YOUR ASSIGNMENT
Copy the records below exactly, leaving out every picture.

=== Begin Enclosure ===

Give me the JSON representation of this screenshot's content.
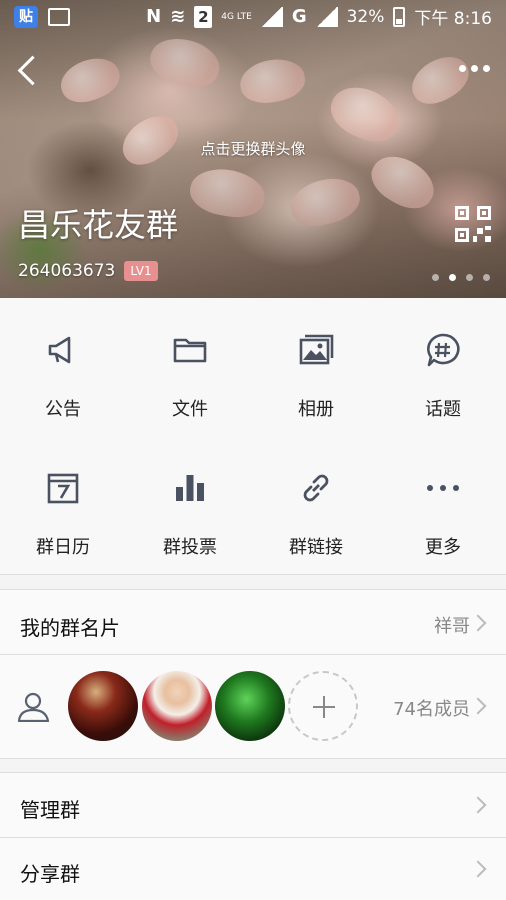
{
  "status_bar": {
    "app_badge": "贴",
    "network_glyph": "N",
    "sim_number": "2",
    "network_type": "4G LTE",
    "carrier_glyph": "G",
    "battery": "32%",
    "time": "下午 8:16"
  },
  "header": {
    "change_avatar_hint": "点击更换群头像",
    "group_name": "昌乐花友群",
    "group_id": "264063673",
    "level": "LV1",
    "pager_count": 4,
    "pager_active": 1
  },
  "actions": [
    {
      "label": "公告",
      "icon": "megaphone-icon"
    },
    {
      "label": "文件",
      "icon": "folder-icon"
    },
    {
      "label": "相册",
      "icon": "album-icon"
    },
    {
      "label": "话题",
      "icon": "topic-icon"
    },
    {
      "label": "群日历",
      "icon": "calendar-icon"
    },
    {
      "label": "群投票",
      "icon": "vote-icon"
    },
    {
      "label": "群链接",
      "icon": "link-icon"
    },
    {
      "label": "更多",
      "icon": "more-icon"
    }
  ],
  "my_card": {
    "title": "我的群名片",
    "value": "祥哥"
  },
  "members": {
    "count_label": "74名成员"
  },
  "manage": {
    "title": "管理群"
  },
  "share": {
    "title": "分享群"
  },
  "colors": {
    "icon": "#4a5262",
    "text": "#222222",
    "muted": "#888888",
    "badge": "#e88f8f"
  }
}
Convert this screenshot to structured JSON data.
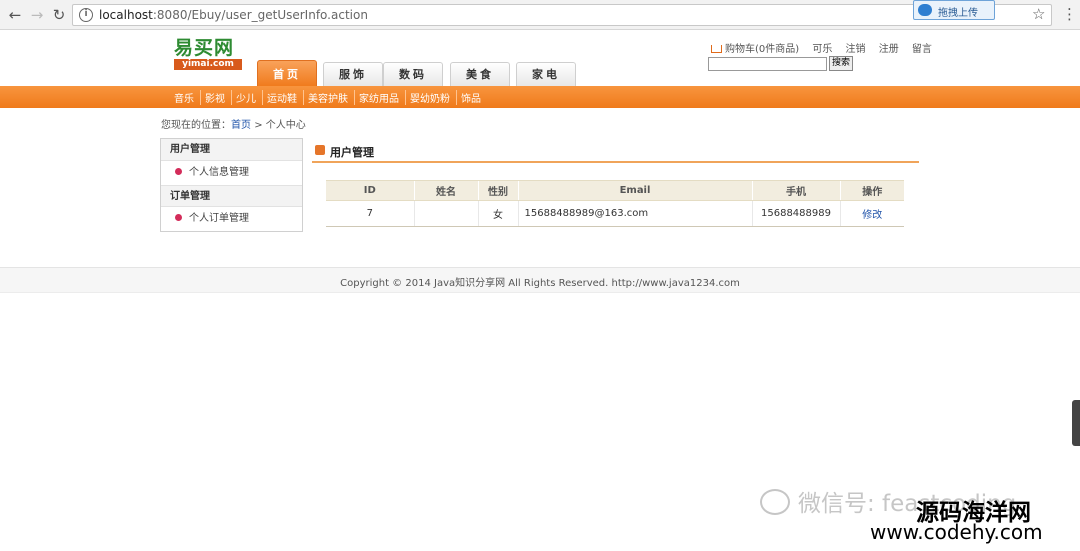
{
  "browser": {
    "url_host": "localhost",
    "url_port_path": ":8080/Ebuy/user_getUserInfo.action",
    "upload_label": "拖拽上传"
  },
  "site": {
    "logo_cn": "易买网",
    "logo_en": "yimai.com",
    "top_links": {
      "cart": "购物车(0件商品)",
      "user": "可乐",
      "logout": "注销",
      "register": "注册",
      "message": "留言"
    },
    "search_button": "搜索",
    "tabs": [
      "首页",
      "服饰",
      "数码",
      "美食",
      "家电"
    ],
    "categories": [
      "音乐",
      "影视",
      "少儿",
      "运动鞋",
      "美容护肤",
      "家纺用品",
      "婴幼奶粉",
      "饰品"
    ]
  },
  "breadcrumb": {
    "prefix": "您现在的位置：",
    "home": "首页",
    "sep": ">",
    "current": "个人中心"
  },
  "sidebar": {
    "group1_title": "用户管理",
    "group1_item": "个人信息管理",
    "group2_title": "订单管理",
    "group2_item": "个人订单管理"
  },
  "panel": {
    "title": "用户管理",
    "columns": [
      "ID",
      "姓名",
      "性别",
      "Email",
      "手机",
      "操作"
    ],
    "rows": [
      {
        "id": "7",
        "name": "",
        "gender": "女",
        "email": "15688488989@163.com",
        "phone": "15688488989",
        "action": "修改"
      }
    ]
  },
  "footer": {
    "copyright": "Copyright © 2014 Java知识分享网 All Rights Reserved. http://www.java1234.com"
  },
  "watermark": {
    "wechat": "微信号: feastcoding",
    "site_name": "源码海洋网",
    "site_url": "www.codehy.com"
  }
}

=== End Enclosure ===

TASK RESPONSE
Give me the JSON representation of this screenshot's content.
{
  "status_bar": {
    "app_badge": "贴",
    "network_glyph": "N",
    "sim_number": "2",
    "network_type": "4G LTE",
    "carrier_glyph": "G",
    "battery": "32%",
    "time": "下午 8:16"
  },
  "header": {
    "change_avatar_hint": "点击更换群头像",
    "group_name": "昌乐花友群",
    "group_id": "264063673",
    "level": "LV1",
    "pager_count": 4,
    "pager_active": 1
  },
  "actions": [
    {
      "label": "公告",
      "icon": "megaphone-icon"
    },
    {
      "label": "文件",
      "icon": "folder-icon"
    },
    {
      "label": "相册",
      "icon": "album-icon"
    },
    {
      "label": "话题",
      "icon": "topic-icon"
    },
    {
      "label": "群日历",
      "icon": "calendar-icon"
    },
    {
      "label": "群投票",
      "icon": "vote-icon"
    },
    {
      "label": "群链接",
      "icon": "link-icon"
    },
    {
      "label": "更多",
      "icon": "more-icon"
    }
  ],
  "my_card": {
    "title": "我的群名片",
    "value": "祥哥"
  },
  "members": {
    "count_label": "74名成员"
  },
  "manage": {
    "title": "管理群"
  },
  "share": {
    "title": "分享群"
  },
  "colors": {
    "icon": "#4a5262",
    "text": "#222222",
    "muted": "#888888",
    "badge": "#e88f8f"
  }
}
Convert this screenshot to structured JSON data.
{
  "browser": {
    "url_host": "localhost",
    "url_port_path": ":8080/Ebuy/user_getUserInfo.action",
    "upload_label": "拖拽上传"
  },
  "site": {
    "logo_cn": "易买网",
    "logo_en": "yimai.com",
    "top_links": {
      "cart": "购物车(0件商品)",
      "user": "可乐",
      "logout": "注销",
      "register": "注册",
      "message": "留言"
    },
    "search_button": "搜索",
    "tabs": [
      "首页",
      "服饰",
      "数码",
      "美食",
      "家电"
    ],
    "categories": [
      "音乐",
      "影视",
      "少儿",
      "运动鞋",
      "美容护肤",
      "家纺用品",
      "婴幼奶粉",
      "饰品"
    ]
  },
  "breadcrumb": {
    "prefix": "您现在的位置：",
    "home": "首页",
    "sep": ">",
    "current": "个人中心"
  },
  "sidebar": {
    "group1_title": "用户管理",
    "group1_item": "个人信息管理",
    "group2_title": "订单管理",
    "group2_item": "个人订单管理"
  },
  "panel": {
    "title": "用户管理",
    "columns": [
      "ID",
      "姓名",
      "性别",
      "Email",
      "手机",
      "操作"
    ],
    "rows": [
      {
        "id": "7",
        "name": "",
        "gender": "女",
        "email": "15688488989@163.com",
        "phone": "15688488989",
        "action": "修改"
      }
    ]
  },
  "footer": {
    "copyright": "Copyright © 2014 Java知识分享网 All Rights Reserved. http://www.java1234.com"
  },
  "watermark": {
    "wechat": "微信号: feastcoding",
    "site_name": "源码海洋网",
    "site_url": "www.codehy.com"
  }
}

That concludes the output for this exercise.